**THE PROBLEM**: For the entries below, report the number of lines where the string "ریال" appears, and only that number.

[Entries from a dataset of interfaces]
■ ■ ■ ■ ■ ■ ■

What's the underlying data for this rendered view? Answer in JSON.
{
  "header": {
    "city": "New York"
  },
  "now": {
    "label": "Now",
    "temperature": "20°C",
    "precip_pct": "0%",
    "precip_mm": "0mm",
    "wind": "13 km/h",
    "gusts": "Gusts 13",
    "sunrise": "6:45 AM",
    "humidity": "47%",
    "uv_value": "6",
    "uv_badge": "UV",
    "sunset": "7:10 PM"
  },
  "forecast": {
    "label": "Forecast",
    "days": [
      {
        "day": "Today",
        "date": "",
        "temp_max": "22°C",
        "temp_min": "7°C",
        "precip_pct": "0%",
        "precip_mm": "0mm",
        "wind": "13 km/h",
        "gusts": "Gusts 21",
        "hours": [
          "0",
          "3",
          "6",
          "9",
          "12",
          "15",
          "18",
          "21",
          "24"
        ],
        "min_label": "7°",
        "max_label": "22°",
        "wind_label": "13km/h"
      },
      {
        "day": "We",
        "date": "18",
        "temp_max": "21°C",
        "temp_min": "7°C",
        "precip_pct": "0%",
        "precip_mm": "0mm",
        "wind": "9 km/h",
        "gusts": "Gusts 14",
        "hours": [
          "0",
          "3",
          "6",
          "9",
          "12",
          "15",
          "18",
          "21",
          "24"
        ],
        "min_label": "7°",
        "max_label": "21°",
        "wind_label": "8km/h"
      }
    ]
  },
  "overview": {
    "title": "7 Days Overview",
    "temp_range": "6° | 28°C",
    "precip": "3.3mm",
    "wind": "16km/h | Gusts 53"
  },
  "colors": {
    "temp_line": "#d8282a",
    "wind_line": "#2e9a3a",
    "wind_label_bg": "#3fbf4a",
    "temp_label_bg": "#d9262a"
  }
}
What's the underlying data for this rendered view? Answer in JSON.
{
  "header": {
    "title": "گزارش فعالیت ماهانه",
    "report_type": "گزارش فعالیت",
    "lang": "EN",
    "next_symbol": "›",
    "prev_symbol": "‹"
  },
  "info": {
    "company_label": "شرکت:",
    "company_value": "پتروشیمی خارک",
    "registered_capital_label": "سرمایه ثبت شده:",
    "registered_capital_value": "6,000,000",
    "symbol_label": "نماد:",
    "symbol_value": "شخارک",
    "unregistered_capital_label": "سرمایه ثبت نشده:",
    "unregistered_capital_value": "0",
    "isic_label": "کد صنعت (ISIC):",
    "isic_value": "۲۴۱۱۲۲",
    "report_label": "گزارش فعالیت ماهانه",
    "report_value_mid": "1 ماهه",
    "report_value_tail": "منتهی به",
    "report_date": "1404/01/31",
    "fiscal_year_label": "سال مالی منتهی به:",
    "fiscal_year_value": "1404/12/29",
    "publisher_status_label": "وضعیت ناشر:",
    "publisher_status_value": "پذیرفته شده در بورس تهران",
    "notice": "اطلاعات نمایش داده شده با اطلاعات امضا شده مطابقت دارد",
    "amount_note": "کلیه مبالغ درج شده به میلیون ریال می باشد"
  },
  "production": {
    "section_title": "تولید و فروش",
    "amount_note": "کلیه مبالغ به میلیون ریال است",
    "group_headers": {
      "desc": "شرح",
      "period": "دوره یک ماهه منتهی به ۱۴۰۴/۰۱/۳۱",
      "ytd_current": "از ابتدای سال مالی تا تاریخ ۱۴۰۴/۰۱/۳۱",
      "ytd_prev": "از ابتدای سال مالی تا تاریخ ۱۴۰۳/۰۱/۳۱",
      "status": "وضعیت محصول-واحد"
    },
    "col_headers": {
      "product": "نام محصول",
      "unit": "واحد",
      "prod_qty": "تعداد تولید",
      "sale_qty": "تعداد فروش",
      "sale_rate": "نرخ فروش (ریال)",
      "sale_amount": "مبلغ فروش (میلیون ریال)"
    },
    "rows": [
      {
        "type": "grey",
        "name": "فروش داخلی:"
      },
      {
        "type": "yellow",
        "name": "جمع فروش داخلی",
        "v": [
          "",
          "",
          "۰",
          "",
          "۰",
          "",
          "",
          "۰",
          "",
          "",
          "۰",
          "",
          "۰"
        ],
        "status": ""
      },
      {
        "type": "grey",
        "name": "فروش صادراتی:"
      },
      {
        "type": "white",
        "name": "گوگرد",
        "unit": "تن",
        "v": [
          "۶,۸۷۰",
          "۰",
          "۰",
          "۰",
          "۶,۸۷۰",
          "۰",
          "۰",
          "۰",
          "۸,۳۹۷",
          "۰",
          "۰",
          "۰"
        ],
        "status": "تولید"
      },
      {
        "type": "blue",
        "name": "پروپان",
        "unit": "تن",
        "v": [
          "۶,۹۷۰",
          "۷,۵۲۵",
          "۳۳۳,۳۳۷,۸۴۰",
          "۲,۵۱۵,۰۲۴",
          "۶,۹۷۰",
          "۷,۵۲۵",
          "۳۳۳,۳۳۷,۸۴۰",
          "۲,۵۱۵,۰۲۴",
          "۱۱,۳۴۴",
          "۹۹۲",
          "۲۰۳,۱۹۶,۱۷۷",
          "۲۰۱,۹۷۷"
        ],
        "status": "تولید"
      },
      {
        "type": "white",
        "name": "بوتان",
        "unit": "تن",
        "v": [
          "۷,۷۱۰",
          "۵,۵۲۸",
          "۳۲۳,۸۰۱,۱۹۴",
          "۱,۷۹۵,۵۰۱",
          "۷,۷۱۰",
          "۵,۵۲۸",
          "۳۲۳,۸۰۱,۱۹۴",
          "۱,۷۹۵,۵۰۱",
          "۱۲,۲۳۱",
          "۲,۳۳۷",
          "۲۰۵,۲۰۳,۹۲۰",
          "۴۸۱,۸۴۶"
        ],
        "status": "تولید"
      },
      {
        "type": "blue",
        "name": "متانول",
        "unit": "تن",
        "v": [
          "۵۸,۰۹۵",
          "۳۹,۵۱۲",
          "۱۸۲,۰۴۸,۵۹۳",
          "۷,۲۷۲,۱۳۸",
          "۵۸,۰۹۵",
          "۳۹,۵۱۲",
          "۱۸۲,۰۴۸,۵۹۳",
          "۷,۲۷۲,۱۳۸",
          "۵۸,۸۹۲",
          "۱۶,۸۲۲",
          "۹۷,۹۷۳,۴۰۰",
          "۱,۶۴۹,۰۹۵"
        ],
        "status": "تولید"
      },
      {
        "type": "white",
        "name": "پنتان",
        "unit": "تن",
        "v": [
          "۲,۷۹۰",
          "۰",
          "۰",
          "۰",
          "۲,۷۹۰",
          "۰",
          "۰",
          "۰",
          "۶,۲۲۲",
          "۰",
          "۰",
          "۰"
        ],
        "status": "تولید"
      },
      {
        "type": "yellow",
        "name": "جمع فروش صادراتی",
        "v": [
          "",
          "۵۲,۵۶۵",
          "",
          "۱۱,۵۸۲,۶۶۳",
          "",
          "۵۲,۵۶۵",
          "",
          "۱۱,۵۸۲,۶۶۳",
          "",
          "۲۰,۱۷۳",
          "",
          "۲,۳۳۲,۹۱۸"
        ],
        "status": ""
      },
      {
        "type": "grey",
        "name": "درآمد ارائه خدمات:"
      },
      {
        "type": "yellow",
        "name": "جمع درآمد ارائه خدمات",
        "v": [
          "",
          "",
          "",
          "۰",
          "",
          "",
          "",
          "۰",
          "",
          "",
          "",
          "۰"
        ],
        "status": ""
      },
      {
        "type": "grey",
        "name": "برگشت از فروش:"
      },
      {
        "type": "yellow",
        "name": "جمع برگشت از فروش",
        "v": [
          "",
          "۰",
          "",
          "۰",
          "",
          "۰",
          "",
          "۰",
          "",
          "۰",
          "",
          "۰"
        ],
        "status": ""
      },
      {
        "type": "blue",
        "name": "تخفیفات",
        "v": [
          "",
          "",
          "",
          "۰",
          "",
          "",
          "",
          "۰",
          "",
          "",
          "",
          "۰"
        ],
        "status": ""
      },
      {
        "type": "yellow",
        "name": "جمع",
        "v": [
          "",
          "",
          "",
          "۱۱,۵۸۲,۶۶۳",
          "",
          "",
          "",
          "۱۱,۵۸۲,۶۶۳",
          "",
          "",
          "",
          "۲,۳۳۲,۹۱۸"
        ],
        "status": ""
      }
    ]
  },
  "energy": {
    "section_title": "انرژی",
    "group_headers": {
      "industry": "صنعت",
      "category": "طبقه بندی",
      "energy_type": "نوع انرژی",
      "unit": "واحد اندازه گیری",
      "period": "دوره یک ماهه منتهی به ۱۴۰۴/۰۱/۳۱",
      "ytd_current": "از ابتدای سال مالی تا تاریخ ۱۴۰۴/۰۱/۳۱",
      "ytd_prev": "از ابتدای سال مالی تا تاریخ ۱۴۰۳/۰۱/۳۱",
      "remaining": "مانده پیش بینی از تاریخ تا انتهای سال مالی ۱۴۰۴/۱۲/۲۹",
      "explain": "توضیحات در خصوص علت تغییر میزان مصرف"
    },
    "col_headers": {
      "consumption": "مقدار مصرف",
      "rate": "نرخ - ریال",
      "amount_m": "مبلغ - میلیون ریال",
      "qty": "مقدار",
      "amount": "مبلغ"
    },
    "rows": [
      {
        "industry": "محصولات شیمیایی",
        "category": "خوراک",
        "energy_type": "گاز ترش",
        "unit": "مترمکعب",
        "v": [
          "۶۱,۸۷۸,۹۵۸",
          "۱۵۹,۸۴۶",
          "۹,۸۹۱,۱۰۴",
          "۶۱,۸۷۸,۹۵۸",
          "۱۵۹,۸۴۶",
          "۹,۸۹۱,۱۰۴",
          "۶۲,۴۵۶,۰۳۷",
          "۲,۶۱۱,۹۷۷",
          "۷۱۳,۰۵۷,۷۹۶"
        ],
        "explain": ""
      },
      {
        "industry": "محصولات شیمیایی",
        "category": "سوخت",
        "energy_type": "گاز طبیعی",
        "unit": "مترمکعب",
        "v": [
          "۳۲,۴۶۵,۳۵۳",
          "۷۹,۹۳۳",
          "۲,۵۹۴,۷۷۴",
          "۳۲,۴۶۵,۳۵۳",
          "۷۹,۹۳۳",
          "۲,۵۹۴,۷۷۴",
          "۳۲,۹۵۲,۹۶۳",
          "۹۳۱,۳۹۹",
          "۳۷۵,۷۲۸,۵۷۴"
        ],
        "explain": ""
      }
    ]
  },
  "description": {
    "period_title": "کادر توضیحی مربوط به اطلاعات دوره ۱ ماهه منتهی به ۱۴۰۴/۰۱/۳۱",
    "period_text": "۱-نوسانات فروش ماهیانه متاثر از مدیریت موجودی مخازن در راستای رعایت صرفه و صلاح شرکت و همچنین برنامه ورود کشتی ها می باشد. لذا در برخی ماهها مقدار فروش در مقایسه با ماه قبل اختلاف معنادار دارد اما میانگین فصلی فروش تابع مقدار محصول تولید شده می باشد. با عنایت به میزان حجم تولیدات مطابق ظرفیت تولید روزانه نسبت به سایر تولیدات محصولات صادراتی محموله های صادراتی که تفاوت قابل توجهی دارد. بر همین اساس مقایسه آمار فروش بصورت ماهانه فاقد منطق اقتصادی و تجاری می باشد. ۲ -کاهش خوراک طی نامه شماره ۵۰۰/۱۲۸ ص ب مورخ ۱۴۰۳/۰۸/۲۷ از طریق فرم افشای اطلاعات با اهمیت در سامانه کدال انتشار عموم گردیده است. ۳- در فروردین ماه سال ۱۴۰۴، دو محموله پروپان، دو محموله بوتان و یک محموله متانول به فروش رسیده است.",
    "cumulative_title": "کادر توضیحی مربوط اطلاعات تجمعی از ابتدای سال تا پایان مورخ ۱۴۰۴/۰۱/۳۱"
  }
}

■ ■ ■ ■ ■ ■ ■

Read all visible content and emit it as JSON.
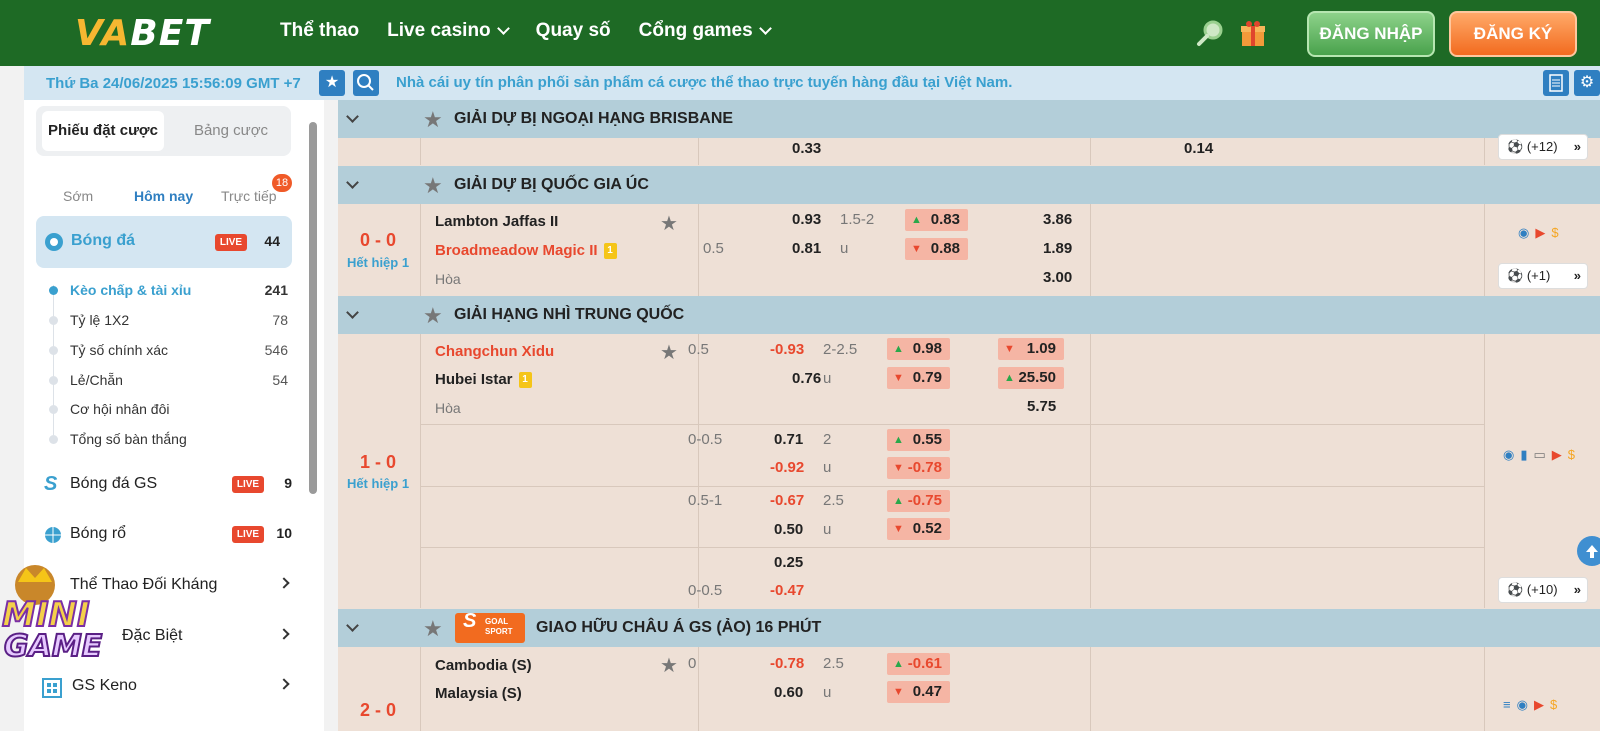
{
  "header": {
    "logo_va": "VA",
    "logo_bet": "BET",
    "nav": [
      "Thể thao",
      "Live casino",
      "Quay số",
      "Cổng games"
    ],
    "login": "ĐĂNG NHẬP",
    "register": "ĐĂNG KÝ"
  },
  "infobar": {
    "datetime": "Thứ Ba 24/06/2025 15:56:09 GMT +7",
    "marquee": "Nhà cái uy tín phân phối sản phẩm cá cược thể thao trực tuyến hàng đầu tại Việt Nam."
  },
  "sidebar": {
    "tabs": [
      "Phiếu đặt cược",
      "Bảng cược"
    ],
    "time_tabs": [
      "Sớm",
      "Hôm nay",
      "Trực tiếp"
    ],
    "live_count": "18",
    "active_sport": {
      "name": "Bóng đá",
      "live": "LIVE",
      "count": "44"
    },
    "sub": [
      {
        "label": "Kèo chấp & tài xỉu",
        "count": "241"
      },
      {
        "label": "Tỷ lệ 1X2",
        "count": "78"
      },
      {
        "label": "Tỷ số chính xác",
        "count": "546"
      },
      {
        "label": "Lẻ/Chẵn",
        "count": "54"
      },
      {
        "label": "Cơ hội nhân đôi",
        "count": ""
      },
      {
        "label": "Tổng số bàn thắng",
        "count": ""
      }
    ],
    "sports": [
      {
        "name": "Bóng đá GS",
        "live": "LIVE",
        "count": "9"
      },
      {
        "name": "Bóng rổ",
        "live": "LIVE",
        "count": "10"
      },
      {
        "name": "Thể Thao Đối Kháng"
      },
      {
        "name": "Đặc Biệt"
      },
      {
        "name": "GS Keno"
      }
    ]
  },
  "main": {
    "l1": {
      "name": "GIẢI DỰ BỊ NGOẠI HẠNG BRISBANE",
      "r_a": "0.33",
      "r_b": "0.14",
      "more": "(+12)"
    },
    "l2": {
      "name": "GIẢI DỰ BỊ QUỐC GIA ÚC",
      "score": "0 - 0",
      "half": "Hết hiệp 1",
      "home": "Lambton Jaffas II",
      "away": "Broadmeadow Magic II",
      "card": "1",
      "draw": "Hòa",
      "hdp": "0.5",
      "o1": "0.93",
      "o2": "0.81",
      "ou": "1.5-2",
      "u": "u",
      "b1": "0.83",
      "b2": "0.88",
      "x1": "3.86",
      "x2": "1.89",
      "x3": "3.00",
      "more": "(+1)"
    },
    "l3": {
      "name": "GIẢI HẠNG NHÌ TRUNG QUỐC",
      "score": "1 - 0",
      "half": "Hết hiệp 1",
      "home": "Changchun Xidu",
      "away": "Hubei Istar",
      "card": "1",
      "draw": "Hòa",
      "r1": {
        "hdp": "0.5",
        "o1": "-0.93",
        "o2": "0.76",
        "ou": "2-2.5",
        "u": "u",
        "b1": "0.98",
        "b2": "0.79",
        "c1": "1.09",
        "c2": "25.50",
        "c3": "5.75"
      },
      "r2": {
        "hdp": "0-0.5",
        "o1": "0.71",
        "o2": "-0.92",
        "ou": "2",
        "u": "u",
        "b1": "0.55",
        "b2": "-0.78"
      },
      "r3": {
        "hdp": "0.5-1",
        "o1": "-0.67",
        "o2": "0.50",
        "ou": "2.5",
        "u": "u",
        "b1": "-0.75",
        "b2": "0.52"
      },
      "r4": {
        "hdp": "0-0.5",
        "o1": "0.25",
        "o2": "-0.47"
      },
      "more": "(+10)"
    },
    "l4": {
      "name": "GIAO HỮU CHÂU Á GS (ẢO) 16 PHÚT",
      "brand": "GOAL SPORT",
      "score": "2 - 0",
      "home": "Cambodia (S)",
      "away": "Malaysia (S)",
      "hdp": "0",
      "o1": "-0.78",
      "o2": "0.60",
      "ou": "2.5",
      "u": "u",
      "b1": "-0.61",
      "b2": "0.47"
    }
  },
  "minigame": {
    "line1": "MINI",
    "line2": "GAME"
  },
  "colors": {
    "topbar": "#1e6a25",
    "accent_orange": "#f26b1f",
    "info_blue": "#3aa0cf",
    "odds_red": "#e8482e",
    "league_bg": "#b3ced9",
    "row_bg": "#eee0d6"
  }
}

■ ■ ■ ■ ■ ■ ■

**SOLUTION TO THIS TASK**: 6